Obama for America
- In 2008 Barack Obama carried voters under age 30 by a 66%-32% margin. But times are changing.
- POLLS: It doesn’t look like the Millennials are still 2-1 Democratic
- Millennials personalize their world. But Obama Democrats’ policies are mid-20th century, command-and-control policies
In 2008 Barack Obama carried voters under age 30 by a 66%-32% margin, according to the exit poll. In contrast, he carried voters 30 and over by only 50%-49%. (I joke that the only way Republicans could have won was if they had raised the voting age to 35.) Obama’s success among the Millennial generation, as these young voters are often called, was a hugely hopeful sign for the Democratic party and a dire one for the Republicans. Theses voters are bound to be a larger segment of the electorate in the future and voters tend to stick with the views they develop in the twenties and early thirties. If the members of this generation were to remain 2-1 Democratic over their lifetimes, it would be increasingly difficult for Republicans to win national elections.
"Democrats’ hopes that [Millennials] would go through life favoring them by something like a 2-1 margin have been dashed—and this generation’s allegiance is very much up for grabs." But it doesn’t look like the Millennials are still 2-1 Democratic, at least to judge from two recent polls conducted in late November and early December, one focusing entirely on Millennials conducted for Harvard’s Institute of Politics and the other the Allstate/National Journal Heartland Monitor poll which focuses on the whole electorate.
The Harvard survey showed Barack Obama with a negative job rating from Millennials: 46% expressed approval, 51% disapproval. Against a generic Republican, Obama leads 35%-29%, hardly a vote of confidence. The generic Republican is getting just 3% less than John McCain did, while Obama is now getting 31% less than he did in November 2008. In pairings against actual candidates, Obama does a bit better, as he does in most national polls, leading Mitt Romney 37%-26% and Newt Gingrich and Rick Perry by 39%-23%. But these are still dreadful results for Obama. Just about every Millennial knows him, and only a little more than one-third will vote for him. I don’t think it’s a fair assumption about Millennials (as it is usually among voters generally) that those not supporting him will almost all end up voting against him, as the Harvard results suggest that many Millennials have low information levels. But compare Obama’s 34% lead over John McCain among Millennials with his 11% lead over Mitt Romney among them. That’s a huge drop.
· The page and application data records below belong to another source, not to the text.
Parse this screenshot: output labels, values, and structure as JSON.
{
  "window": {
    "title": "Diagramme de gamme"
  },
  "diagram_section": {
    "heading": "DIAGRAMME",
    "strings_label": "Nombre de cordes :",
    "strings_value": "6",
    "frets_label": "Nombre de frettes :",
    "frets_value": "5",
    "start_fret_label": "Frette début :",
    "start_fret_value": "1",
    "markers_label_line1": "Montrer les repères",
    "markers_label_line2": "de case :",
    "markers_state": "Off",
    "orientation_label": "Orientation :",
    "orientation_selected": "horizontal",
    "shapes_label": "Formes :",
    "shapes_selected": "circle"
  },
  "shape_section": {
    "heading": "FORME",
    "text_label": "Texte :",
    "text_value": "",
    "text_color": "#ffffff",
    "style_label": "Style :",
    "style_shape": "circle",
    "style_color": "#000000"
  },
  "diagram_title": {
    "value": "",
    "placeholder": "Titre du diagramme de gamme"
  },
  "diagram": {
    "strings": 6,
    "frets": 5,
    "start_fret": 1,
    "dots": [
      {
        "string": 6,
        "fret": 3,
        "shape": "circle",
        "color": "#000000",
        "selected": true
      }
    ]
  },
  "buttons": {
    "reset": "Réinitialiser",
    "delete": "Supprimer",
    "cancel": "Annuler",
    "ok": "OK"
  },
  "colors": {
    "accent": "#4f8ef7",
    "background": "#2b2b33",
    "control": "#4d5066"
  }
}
We see something similar in the Heartland Monitor poll. National Journal’s Ron Brownstein notes that Obama’s job approval among Millennials, 54%, is 12 points below his percentage support in the exit poll, and his job approval among white Millennials, 39%, is 15 points below his exit poll support. That’s the biggest decline among any demographic group on Brownstein’s chart.
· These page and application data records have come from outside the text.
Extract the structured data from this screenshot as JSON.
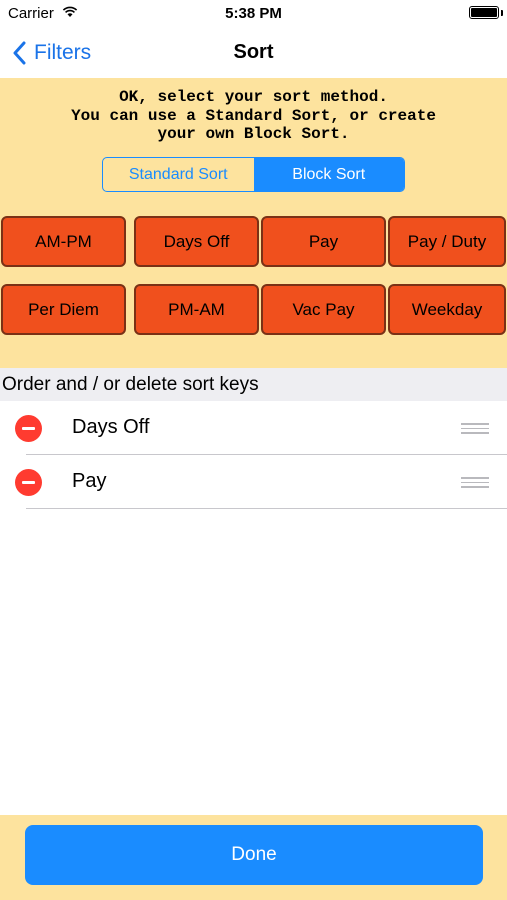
{
  "status": {
    "carrier": "Carrier",
    "time": "5:38 PM"
  },
  "nav": {
    "back_label": "Filters",
    "title": "Sort"
  },
  "panel": {
    "instructions": "OK, select your sort method.\nYou can use a Standard Sort, or create\nyour own Block Sort.",
    "segments": {
      "left": "Standard Sort",
      "right": "Block Sort",
      "selected": "Block Sort"
    },
    "sort_buttons": [
      "AM-PM",
      "Days Off",
      "Pay",
      "Pay / Duty",
      "Per Diem",
      "PM-AM",
      "Vac Pay",
      "Weekday"
    ]
  },
  "section": {
    "header": "Order and / or delete sort keys"
  },
  "sort_keys": [
    {
      "label": "Days Off"
    },
    {
      "label": "Pay"
    }
  ],
  "footer": {
    "done_label": "Done"
  },
  "colors": {
    "accent": "#1a8cff",
    "panel": "#fde39e",
    "sort_button": "#f0501d",
    "delete": "#ff3b30"
  }
}
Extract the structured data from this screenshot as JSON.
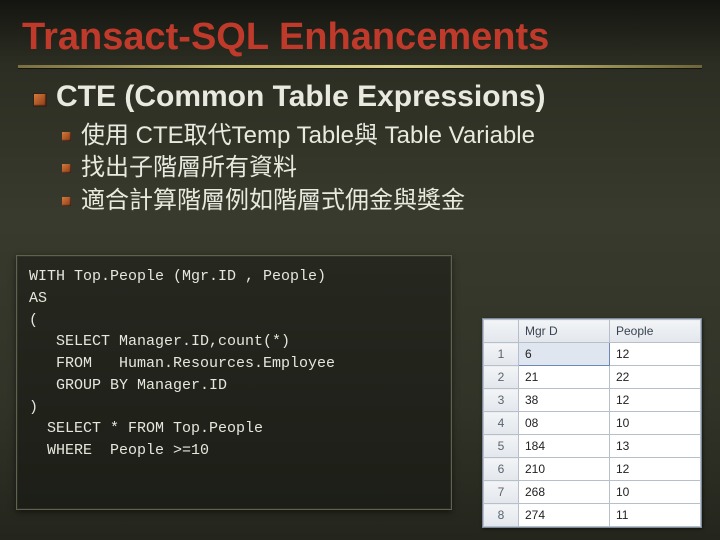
{
  "title": "Transact-SQL Enhancements",
  "section": "CTE (Common Table Expressions)",
  "bullets": [
    "使用 CTE取代Temp Table與 Table Variable",
    "找出子階層所有資料",
    "適合計算階層例如階層式佣金與獎金"
  ],
  "code": "WITH Top.People (Mgr.ID , People)\nAS\n(\n   SELECT Manager.ID,count(*)\n   FROM   Human.Resources.Employee\n   GROUP BY Manager.ID\n)\n  SELECT * FROM Top.People\n  WHERE  People >=10",
  "grid": {
    "headers": [
      "Mgr D",
      "People"
    ],
    "rows": [
      {
        "n": "1",
        "c1": "6",
        "c2": "12"
      },
      {
        "n": "2",
        "c1": "21",
        "c2": "22"
      },
      {
        "n": "3",
        "c1": "38",
        "c2": "12"
      },
      {
        "n": "4",
        "c1": "08",
        "c2": "10"
      },
      {
        "n": "5",
        "c1": "184",
        "c2": "13"
      },
      {
        "n": "6",
        "c1": "210",
        "c2": "12"
      },
      {
        "n": "7",
        "c1": "268",
        "c2": "10"
      },
      {
        "n": "8",
        "c1": "274",
        "c2": "11"
      }
    ]
  }
}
Why have the Millennials soured on Obama? The Harvard survey makes it clear that they feel the nation is going in the wrong direction and are deeply disappointed with the economy. But I think something else may be at work here. After the 2008 election, I wrote that there was a tension between the way the Millennials live their lives and the policies of the Obama Democrats. Millennials personalize their world: they are an iPod, custom app, Facebook, 21st century generation whose members pride themselves on their uniqueness. In contrast, the Obama Democrats’ policies are mid-20th century centralized command-and-control policies which purport to treat individuals as interchangeable units—with favorable exceptions made for those who are connected with Democratic constituencies like labor unions (themselves an example of mass mobilization rather than individual choice). I suggested that Republicans and conservatives should argue that they are the ones who have policies which can enable Millennials to shape their own world and make their own way in life.
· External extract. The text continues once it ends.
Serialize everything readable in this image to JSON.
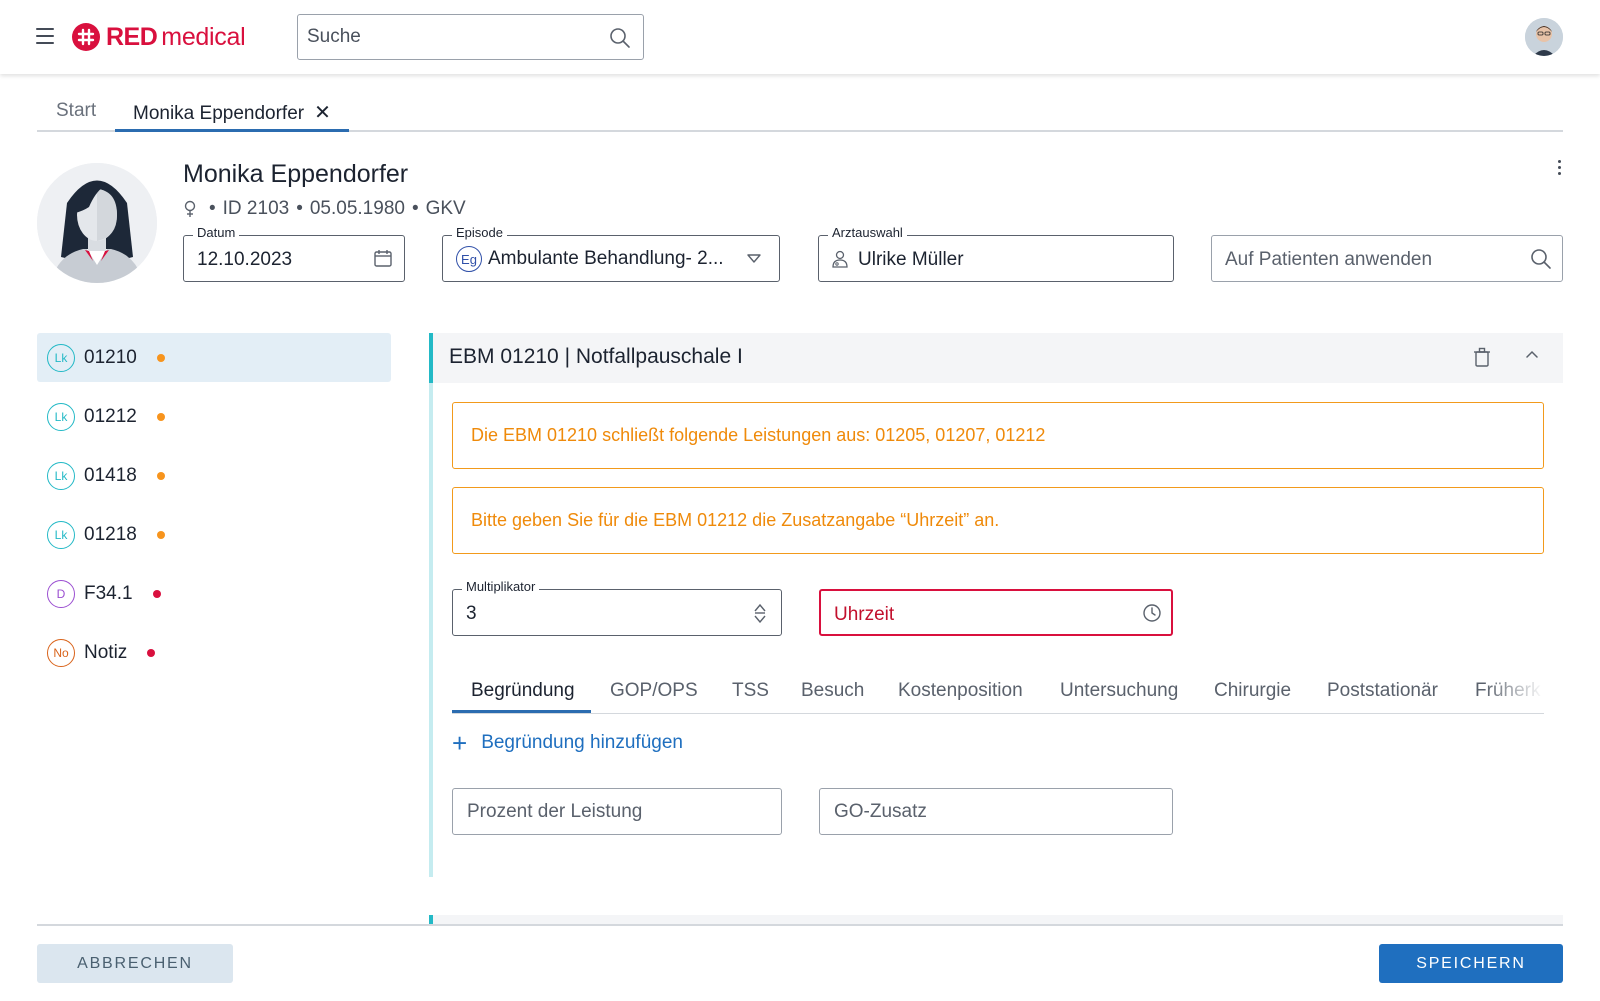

Is it possible that the dismal failure of the Obama economic policies and the threat (as most Americans see it) of Obamacare have led Millennials to understand this tension, and to have changed their political preference as a result? I don’t think these two polls can conclusively answer that question. But they at least suggest not just that Obama is losing support at the moment from the Millennials, but that the Democrats’ hopes that this generation would go through life favoring them by something like a 2-1 margin have been dashed—and that this generation’s allegiance is very much up for grabs.
Michael Barone is a resident fellow at AEI